▼▼▼

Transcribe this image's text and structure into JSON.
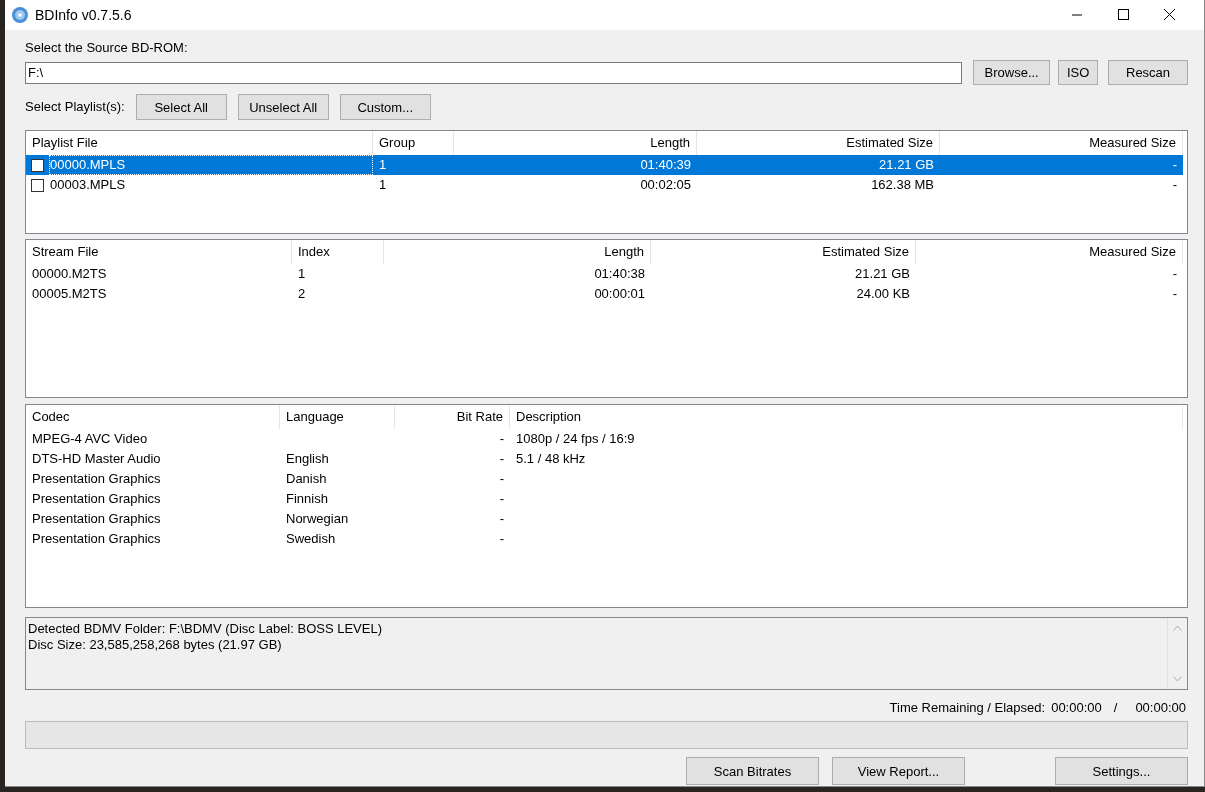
{
  "window": {
    "title": "BDInfo v0.7.5.6"
  },
  "source": {
    "label": "Select the Source BD-ROM:",
    "value": "F:\\",
    "buttons": [
      "Browse...",
      "ISO",
      "Rescan"
    ]
  },
  "playlist_select": {
    "label": "Select Playlist(s):",
    "buttons": [
      "Select All",
      "Unselect All",
      "Custom..."
    ]
  },
  "playlist_table": {
    "columns": [
      "Playlist File",
      "Group",
      "Length",
      "Estimated Size",
      "Measured Size"
    ],
    "rows": [
      {
        "selected": true,
        "checked": false,
        "cells": [
          "00000.MPLS",
          "1",
          "01:40:39",
          "21.21 GB",
          "-"
        ]
      },
      {
        "selected": false,
        "checked": false,
        "cells": [
          "00003.MPLS",
          "1",
          "00:02:05",
          "162.38 MB",
          "-"
        ]
      }
    ]
  },
  "stream_table": {
    "columns": [
      "Stream File",
      "Index",
      "Length",
      "Estimated Size",
      "Measured Size"
    ],
    "rows": [
      [
        "00000.M2TS",
        "1",
        "01:40:38",
        "21.21 GB",
        "-"
      ],
      [
        "00005.M2TS",
        "2",
        "00:00:01",
        "24.00 KB",
        "-"
      ]
    ]
  },
  "codec_table": {
    "columns": [
      "Codec",
      "Language",
      "Bit Rate",
      "Description"
    ],
    "rows": [
      [
        "MPEG-4 AVC Video",
        "",
        "-",
        "1080p / 24 fps / 16:9"
      ],
      [
        "DTS-HD Master Audio",
        "English",
        "-",
        "5.1 / 48 kHz"
      ],
      [
        "Presentation Graphics",
        "Danish",
        "-",
        ""
      ],
      [
        "Presentation Graphics",
        "Finnish",
        "-",
        ""
      ],
      [
        "Presentation Graphics",
        "Norwegian",
        "-",
        ""
      ],
      [
        "Presentation Graphics",
        "Swedish",
        "-",
        ""
      ]
    ]
  },
  "info_box": {
    "lines": [
      "Detected BDMV Folder: F:\\BDMV (Disc Label: BOSS LEVEL)",
      "Disc Size: 23,585,258,268 bytes (21.97 GB)"
    ]
  },
  "time": {
    "label": "Time Remaining / Elapsed:",
    "remaining": "00:00:00",
    "separator": "/",
    "elapsed": "00:00:00"
  },
  "progress": {
    "level": 0
  },
  "bottom_buttons": [
    "Scan Bitrates",
    "View Report...",
    "Settings..."
  ]
}
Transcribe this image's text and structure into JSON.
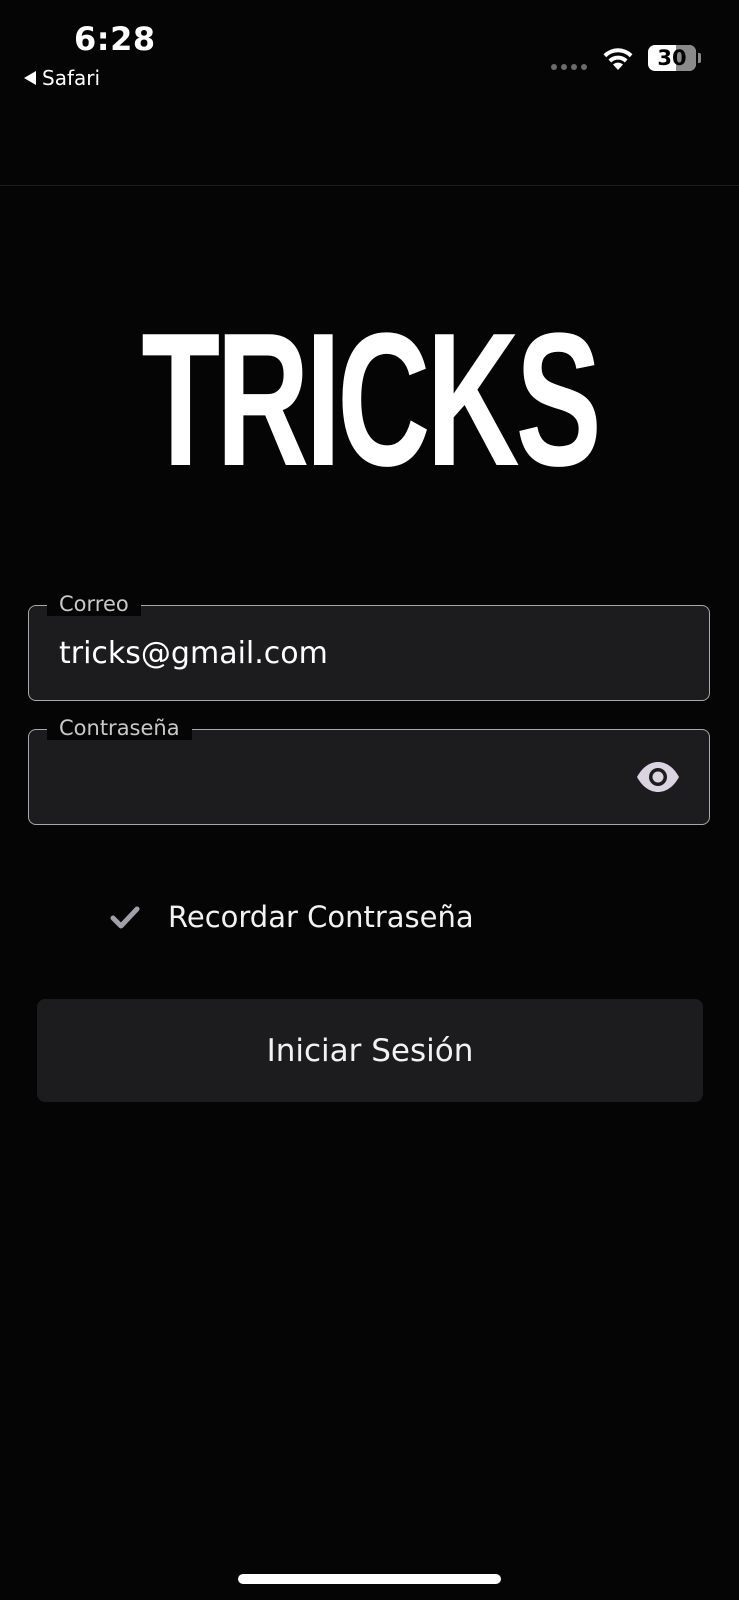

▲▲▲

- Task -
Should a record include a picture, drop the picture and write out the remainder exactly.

- Task solution -
Transcribe this image's text and structure into JSON.
{
  "window": {
    "title": "BDInfo v0.7.5.6"
  },
  "source": {
    "label": "Select the Source BD-ROM:",
    "value": "F:\\",
    "buttons": [
      "Browse...",
      "ISO",
      "Rescan"
    ]
  },
  "playlist_select": {
    "label": "Select Playlist(s):",
    "buttons": [
      "Select All",
      "Unselect All",
      "Custom..."
    ]
  },
  "playlist_table": {
    "columns": [
      "Playlist File",
      "Group",
      "Length",
      "Estimated Size",
      "Measured Size"
    ],
    "rows": [
      {
        "selected": true,
        "checked": false,
        "cells": [
          "00000.MPLS",
          "1",
          "01:40:39",
          "21.21 GB",
          "-"
        ]
      },
      {
        "selected": false,
        "checked": false,
        "cells": [
          "00003.MPLS",
          "1",
          "00:02:05",
          "162.38 MB",
          "-"
        ]
      }
    ]
  },
  "stream_table": {
    "columns": [
      "Stream File",
      "Index",
      "Length",
      "Estimated Size",
      "Measured Size"
    ],
    "rows": [
      [
        "00000.M2TS",
        "1",
        "01:40:38",
        "21.21 GB",
        "-"
      ],
      [
        "00005.M2TS",
        "2",
        "00:00:01",
        "24.00 KB",
        "-"
      ]
    ]
  },
  "codec_table": {
    "columns": [
      "Codec",
      "Language",
      "Bit Rate",
      "Description"
    ],
    "rows": [
      [
        "MPEG-4 AVC Video",
        "",
        "-",
        "1080p / 24 fps / 16:9"
      ],
      [
        "DTS-HD Master Audio",
        "English",
        "-",
        "5.1 / 48 kHz"
      ],
      [
        "Presentation Graphics",
        "Danish",
        "-",
        ""
      ],
      [
        "Presentation Graphics",
        "Finnish",
        "-",
        ""
      ],
      [
        "Presentation Graphics",
        "Norwegian",
        "-",
        ""
      ],
      [
        "Presentation Graphics",
        "Swedish",
        "-",
        ""
      ]
    ]
  },
  "info_box": {
    "lines": [
      "Detected BDMV Folder: F:\\BDMV (Disc Label: BOSS LEVEL)",
      "Disc Size: 23,585,258,268 bytes (21.97 GB)"
    ]
  },
  "time": {
    "label": "Time Remaining / Elapsed:",
    "remaining": "00:00:00",
    "separator": "/",
    "elapsed": "00:00:00"
  },
  "progress": {
    "level": 0
  },
  "bottom_buttons": [
    "Scan Bitrates",
    "View Report...",
    "Settings..."
  ]
}
Transcribe this image's text and structure into JSON.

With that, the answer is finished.